== Segment start ==
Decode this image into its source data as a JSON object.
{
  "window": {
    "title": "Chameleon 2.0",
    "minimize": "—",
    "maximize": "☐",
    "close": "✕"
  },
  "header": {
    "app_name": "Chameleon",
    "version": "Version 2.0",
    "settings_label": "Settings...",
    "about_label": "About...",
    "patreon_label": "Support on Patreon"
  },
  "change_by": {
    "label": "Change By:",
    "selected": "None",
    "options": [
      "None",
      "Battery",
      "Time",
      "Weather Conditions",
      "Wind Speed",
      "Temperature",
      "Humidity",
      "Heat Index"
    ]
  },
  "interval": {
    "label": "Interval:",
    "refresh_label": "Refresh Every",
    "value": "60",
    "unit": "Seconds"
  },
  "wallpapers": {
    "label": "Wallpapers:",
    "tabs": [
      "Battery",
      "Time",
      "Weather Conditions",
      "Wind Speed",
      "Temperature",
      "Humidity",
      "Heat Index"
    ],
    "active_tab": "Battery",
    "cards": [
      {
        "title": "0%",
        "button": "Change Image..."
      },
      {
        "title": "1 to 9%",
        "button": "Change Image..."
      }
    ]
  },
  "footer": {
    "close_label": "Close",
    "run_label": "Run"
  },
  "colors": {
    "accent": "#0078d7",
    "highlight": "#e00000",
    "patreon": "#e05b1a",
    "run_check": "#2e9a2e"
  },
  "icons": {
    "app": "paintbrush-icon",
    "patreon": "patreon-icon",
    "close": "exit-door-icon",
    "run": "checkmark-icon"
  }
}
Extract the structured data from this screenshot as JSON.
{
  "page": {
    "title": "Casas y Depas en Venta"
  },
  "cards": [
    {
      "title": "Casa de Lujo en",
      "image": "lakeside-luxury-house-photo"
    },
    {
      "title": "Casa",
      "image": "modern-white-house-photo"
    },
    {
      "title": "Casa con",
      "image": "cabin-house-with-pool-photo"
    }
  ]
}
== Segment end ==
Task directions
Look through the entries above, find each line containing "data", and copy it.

Response area
Decode this image into its source data as a JSON object.
Extract the structured data from this screenshot as JSON.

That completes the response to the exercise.